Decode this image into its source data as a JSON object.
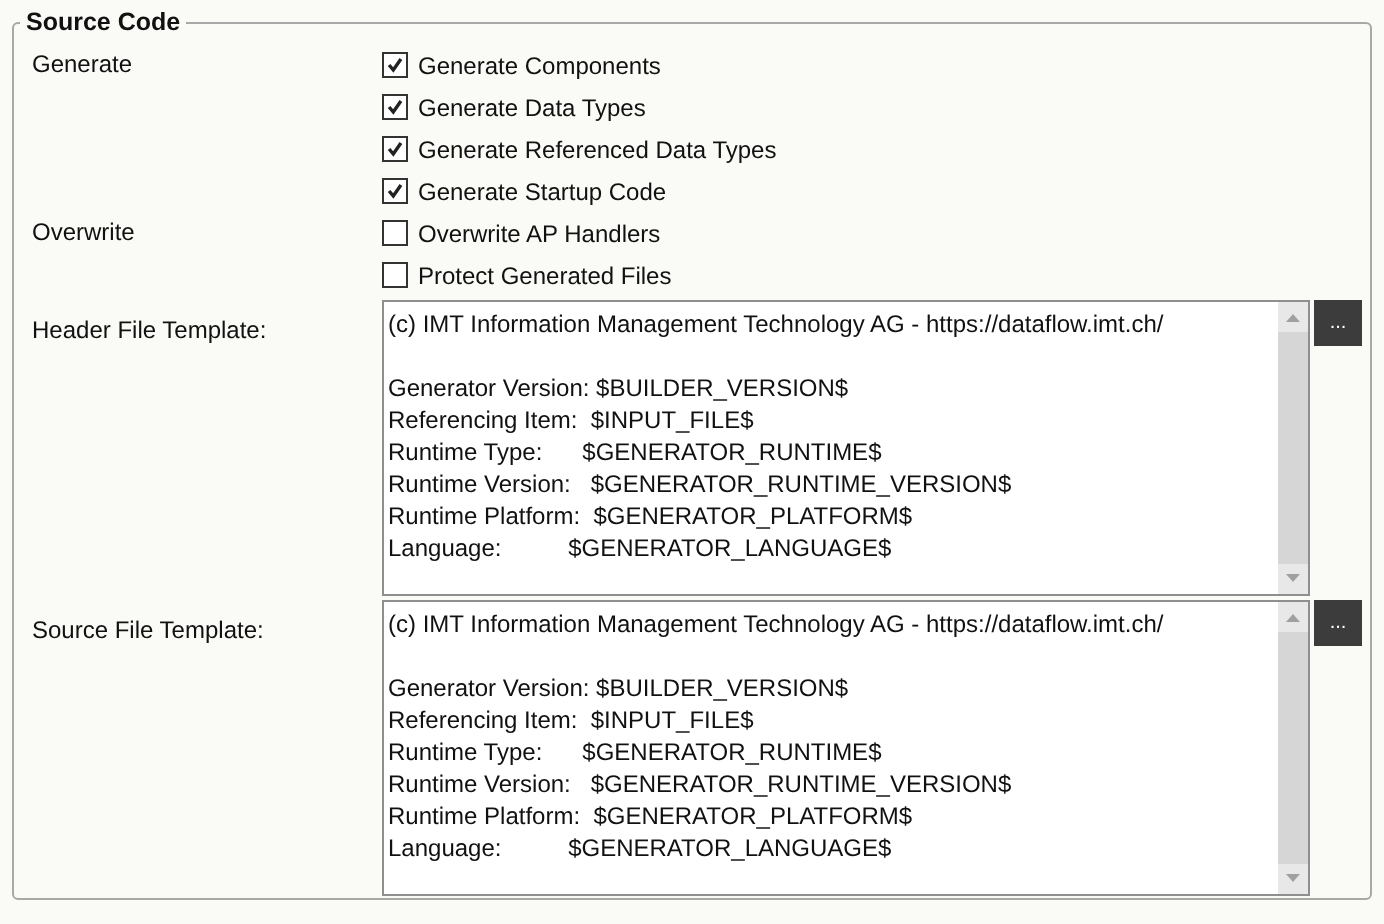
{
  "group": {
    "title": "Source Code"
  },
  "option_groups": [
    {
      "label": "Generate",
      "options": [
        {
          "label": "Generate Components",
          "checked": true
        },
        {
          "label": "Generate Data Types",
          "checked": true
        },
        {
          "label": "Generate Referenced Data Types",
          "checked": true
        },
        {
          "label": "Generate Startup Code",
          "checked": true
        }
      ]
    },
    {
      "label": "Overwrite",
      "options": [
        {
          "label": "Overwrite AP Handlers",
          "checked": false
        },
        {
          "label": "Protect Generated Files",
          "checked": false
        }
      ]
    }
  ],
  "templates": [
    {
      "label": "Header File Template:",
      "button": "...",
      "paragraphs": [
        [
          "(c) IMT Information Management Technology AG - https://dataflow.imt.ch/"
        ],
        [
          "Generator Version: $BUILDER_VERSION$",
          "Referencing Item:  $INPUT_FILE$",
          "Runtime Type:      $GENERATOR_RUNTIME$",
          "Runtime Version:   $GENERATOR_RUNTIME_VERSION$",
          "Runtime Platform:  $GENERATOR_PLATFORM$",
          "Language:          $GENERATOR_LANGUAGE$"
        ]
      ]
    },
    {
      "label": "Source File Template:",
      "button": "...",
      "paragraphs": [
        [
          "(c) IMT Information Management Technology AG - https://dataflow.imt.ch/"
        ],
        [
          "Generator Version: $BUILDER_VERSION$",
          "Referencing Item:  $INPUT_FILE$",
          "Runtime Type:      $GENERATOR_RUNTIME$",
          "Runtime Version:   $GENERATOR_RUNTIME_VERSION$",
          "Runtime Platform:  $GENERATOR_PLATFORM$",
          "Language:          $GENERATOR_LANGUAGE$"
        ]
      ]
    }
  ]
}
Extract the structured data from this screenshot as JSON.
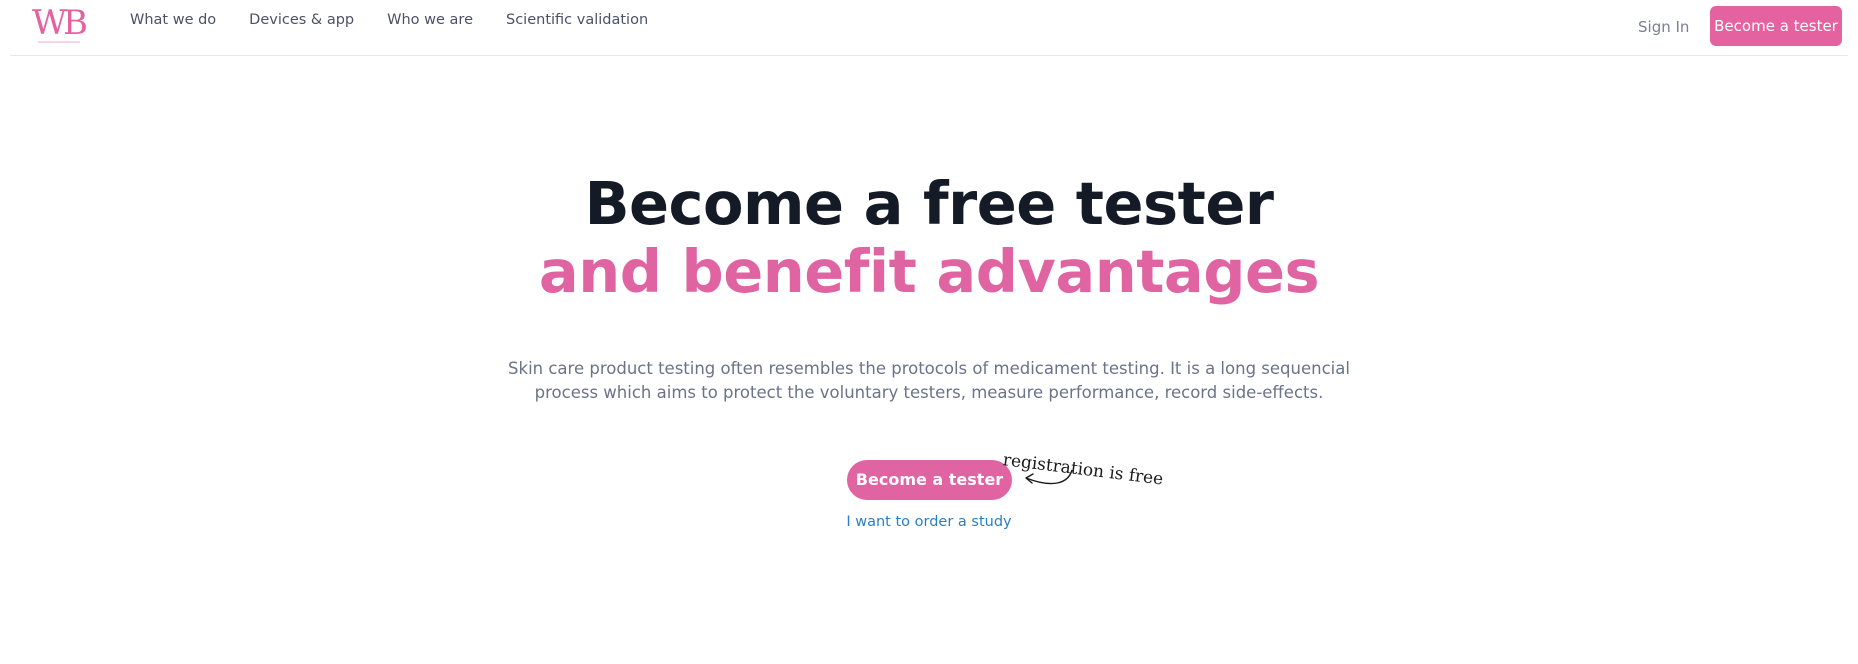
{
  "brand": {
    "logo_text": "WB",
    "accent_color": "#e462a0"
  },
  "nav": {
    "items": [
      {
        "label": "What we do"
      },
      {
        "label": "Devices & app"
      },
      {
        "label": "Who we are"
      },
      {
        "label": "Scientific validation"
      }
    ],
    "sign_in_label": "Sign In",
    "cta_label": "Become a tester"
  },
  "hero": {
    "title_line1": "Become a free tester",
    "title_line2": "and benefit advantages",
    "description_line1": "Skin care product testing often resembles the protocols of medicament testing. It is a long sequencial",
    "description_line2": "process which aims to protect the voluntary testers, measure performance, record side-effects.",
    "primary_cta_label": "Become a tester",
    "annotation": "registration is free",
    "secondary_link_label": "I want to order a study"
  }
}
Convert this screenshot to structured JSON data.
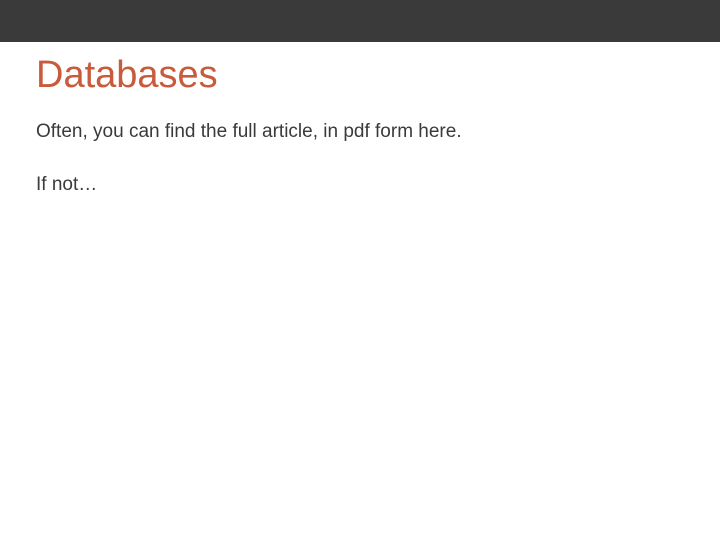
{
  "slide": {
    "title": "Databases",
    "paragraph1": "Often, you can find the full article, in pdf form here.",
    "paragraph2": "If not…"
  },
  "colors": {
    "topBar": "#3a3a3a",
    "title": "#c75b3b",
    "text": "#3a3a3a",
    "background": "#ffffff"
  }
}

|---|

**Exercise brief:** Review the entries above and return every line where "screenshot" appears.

**Response for this exercise:**
Extract the structured data from this screenshot as JSON.
Convert this screenshot to structured JSON data.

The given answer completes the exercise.